Legal arguments over Sarah Palin email “hack”

Remember when Sarah Palin’s Yahoo email account was hacked last year, and details of her private emails were distributed across the internet? If you were reading the Clu-blog last September you’ll remember that her account was broken into by a hacker who correctly guessed the answers to her “secret questions” about her date of birth, her postal code, and information about where she met her husband.

A university student called David Kernell, in the city of Knoxville, Tennessee, was identified by the authorities as the main suspect.

Kernell has now appeared in court, asking for the charges against him to be dismissed.

Kernell’s legal team are arguing that because an email address isn’t a name or a number (which apparently is the legal definition of an identity), accessing it can’t be classified as identity theft. Hmm – maybe it’s time for the legal world to catch up with the real world in that case. I know a lot of people who only seem to have an identity online these days. 🙂

Fascinatingly, according to media reports, the court has agreed not to use the word “hacking” in the trial.

Instead they’re going to use the phrase “unauthorized access to a protected computer.” The only exception? – and you should make sure you’re not drinking a cup of coffee over your keyboard before you read this – it turns out that the prosecutors can quote David Kernell himself, who allegedly told people he hacked into the Republican Vice-Presidential candidate’s email account.

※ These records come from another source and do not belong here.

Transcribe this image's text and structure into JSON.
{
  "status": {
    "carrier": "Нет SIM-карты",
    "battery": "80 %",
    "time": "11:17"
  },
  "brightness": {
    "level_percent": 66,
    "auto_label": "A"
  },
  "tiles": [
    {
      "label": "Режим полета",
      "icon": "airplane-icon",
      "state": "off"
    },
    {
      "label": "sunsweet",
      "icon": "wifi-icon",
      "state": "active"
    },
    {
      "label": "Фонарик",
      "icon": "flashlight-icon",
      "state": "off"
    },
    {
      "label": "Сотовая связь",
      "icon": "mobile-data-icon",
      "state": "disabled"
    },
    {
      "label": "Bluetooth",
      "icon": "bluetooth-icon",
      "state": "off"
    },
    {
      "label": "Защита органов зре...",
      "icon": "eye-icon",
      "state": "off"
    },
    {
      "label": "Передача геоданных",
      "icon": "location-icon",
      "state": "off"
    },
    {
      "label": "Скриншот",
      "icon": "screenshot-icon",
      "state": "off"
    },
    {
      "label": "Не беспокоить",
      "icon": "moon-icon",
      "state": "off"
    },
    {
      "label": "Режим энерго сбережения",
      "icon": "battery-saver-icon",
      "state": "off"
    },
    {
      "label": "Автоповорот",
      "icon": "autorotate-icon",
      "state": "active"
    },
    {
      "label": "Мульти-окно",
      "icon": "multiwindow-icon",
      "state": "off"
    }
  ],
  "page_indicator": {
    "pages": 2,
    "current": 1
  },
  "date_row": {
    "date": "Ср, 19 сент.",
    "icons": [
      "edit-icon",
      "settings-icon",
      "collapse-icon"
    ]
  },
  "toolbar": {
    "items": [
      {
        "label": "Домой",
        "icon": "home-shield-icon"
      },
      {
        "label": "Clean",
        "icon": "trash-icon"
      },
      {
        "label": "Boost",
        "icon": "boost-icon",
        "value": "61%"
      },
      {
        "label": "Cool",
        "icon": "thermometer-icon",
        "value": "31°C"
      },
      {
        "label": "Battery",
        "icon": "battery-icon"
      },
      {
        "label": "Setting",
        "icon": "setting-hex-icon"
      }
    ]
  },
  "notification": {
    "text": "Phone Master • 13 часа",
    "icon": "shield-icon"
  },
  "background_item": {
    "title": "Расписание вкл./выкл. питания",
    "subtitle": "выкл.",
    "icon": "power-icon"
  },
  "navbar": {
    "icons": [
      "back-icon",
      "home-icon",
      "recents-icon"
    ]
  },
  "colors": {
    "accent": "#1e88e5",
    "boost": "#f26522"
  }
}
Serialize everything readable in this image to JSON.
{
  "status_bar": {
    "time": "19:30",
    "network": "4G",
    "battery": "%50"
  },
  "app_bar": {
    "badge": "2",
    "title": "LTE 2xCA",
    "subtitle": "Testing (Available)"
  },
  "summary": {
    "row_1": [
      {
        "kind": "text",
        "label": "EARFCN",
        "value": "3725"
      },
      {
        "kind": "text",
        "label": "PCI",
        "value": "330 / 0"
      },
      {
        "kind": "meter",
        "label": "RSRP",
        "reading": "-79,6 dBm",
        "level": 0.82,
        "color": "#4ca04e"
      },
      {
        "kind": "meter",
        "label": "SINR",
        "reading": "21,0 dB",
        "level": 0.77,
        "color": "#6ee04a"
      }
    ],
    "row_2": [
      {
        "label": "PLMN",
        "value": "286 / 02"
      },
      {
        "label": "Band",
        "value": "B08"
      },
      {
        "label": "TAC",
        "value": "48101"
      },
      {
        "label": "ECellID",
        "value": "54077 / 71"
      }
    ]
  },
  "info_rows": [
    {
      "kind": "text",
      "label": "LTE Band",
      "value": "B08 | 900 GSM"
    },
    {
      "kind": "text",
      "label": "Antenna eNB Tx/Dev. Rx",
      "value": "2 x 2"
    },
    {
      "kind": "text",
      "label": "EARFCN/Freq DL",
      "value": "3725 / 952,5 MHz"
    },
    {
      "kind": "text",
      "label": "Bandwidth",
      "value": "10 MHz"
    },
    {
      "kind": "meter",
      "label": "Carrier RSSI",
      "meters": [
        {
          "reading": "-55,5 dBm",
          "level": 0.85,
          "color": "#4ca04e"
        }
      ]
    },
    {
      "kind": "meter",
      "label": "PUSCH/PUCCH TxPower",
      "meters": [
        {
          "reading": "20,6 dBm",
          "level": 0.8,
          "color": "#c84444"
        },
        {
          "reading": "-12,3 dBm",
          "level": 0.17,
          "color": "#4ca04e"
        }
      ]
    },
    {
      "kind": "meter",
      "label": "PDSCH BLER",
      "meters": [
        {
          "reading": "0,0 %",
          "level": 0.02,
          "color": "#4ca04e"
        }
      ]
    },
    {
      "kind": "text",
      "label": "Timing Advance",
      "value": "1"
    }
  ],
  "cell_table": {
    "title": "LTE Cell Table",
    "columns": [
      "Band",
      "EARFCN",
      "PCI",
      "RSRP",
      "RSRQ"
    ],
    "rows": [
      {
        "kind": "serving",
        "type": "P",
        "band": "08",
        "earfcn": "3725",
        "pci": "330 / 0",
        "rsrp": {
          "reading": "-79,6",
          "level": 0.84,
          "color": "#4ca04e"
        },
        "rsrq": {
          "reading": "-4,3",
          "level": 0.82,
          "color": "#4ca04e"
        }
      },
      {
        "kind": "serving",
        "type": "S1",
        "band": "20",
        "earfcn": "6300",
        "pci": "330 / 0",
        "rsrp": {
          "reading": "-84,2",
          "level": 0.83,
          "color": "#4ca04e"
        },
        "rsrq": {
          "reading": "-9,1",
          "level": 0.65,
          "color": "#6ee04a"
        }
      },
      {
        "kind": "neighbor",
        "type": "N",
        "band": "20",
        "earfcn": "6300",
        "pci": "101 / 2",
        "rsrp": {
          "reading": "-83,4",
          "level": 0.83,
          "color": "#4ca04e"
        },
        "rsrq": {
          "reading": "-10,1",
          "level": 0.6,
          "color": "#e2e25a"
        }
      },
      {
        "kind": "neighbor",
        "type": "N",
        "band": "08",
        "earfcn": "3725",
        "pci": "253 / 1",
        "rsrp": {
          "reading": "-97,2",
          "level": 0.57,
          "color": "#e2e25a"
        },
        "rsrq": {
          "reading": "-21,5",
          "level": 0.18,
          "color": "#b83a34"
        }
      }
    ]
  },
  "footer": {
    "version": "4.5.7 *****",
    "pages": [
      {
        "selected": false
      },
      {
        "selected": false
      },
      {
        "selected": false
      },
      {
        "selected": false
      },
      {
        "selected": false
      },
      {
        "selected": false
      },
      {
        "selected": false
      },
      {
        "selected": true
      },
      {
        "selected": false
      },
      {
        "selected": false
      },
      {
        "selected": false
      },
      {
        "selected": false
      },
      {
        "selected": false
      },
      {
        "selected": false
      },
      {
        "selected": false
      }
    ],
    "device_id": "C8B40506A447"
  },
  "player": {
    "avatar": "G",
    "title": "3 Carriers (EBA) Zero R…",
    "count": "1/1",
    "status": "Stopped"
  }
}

I hoped at the time that news of Palin’s lax attitude to her web email security (a problem she shares with Paris Hilton, as demonstrated in the video below) would warn others to take more care in future.

(Enjoy this video? You can check out more on the SophosLabs YouTube channel and subscribe if you like)

David Kernell’s trial is scheduled for 27th October, which in a cruel twist of fate is also his 22nd birthday. Personally I find it rather ironic that in a newspaper report about alleged identity theft, they reveal the full date of birth of the defendant – but there you go.